> WHAT YOU HAVE TO DO: State the number of lines in these records that include the word "drooling", and add nothing to it.

* * * * * * * * *

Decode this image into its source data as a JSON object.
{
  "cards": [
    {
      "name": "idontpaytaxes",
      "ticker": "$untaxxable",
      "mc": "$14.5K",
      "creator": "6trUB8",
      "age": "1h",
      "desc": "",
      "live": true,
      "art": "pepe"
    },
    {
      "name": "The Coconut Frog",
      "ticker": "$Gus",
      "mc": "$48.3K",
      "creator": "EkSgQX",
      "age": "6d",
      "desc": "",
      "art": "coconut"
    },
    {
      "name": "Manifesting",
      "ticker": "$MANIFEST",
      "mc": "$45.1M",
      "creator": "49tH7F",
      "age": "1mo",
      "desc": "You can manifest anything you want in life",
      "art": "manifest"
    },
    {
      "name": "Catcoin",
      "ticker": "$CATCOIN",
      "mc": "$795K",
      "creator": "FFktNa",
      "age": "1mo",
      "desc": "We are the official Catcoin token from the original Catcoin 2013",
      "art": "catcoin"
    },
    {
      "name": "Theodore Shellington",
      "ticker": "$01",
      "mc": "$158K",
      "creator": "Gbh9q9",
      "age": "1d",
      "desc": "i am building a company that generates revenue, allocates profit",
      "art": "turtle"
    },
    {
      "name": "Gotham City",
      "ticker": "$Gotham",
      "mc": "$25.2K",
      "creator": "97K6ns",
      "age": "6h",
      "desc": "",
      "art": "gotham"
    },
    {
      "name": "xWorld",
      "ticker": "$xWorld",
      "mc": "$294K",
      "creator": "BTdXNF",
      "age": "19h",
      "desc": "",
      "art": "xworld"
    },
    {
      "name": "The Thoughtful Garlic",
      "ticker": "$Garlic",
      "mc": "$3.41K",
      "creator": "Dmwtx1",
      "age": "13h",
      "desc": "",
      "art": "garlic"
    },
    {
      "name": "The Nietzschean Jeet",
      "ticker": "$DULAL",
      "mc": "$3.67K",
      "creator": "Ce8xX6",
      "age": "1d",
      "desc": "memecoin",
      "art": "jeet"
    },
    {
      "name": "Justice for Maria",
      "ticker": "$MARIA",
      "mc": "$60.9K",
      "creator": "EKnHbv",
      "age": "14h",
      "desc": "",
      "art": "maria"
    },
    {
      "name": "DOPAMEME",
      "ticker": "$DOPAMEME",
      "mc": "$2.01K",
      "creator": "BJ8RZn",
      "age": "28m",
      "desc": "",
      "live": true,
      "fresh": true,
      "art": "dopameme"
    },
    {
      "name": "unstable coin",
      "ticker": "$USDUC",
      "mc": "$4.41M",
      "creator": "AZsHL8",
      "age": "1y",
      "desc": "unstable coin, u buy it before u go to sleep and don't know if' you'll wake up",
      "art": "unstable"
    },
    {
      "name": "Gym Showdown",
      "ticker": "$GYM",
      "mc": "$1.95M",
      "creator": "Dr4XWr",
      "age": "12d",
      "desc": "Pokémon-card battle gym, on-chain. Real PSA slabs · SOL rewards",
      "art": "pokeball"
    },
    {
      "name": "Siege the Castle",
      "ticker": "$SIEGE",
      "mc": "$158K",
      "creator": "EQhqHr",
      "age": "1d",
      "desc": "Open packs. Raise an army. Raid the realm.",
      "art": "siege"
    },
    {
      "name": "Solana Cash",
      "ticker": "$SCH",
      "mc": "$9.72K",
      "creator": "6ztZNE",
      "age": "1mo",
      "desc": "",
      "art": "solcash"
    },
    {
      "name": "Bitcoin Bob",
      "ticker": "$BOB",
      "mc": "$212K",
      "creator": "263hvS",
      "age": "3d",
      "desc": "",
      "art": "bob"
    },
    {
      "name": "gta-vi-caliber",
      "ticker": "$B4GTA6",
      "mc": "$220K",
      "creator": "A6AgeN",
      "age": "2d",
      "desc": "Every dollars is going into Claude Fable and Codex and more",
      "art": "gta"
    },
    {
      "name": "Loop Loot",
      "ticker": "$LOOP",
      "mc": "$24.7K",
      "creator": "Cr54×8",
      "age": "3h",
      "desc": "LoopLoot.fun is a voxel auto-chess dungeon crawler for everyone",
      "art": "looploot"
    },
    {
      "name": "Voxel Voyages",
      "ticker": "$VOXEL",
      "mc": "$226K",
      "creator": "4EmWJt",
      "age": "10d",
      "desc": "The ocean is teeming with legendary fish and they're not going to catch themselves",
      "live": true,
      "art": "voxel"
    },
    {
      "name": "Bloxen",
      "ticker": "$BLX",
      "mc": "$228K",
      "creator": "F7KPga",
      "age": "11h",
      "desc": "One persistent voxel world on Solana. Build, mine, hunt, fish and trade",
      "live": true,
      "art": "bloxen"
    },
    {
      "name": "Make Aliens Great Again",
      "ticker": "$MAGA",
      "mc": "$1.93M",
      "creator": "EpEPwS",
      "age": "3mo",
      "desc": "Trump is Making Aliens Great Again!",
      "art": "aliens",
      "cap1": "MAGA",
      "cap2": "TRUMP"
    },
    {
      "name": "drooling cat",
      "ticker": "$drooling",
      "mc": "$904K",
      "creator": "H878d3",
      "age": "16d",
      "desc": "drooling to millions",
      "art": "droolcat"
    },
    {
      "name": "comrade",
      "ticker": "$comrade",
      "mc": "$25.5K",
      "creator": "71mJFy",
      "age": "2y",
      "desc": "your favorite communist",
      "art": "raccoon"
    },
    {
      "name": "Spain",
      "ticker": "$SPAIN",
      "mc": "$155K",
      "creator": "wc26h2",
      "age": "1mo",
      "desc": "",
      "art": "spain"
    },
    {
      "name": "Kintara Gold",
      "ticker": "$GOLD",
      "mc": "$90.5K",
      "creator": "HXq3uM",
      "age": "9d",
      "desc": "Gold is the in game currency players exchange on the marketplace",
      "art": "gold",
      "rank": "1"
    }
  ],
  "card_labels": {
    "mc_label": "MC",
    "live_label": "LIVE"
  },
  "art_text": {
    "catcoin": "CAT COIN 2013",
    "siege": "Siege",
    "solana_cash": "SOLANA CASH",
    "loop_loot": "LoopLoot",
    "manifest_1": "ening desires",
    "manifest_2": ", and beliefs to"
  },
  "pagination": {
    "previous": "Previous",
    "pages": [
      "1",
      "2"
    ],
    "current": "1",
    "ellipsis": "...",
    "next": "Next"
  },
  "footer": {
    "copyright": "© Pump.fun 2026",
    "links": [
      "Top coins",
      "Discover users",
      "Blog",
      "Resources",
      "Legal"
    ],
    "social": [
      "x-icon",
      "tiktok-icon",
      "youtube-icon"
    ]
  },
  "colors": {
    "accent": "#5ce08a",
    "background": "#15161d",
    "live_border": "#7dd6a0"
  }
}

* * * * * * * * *

> RESULT BELOW: 3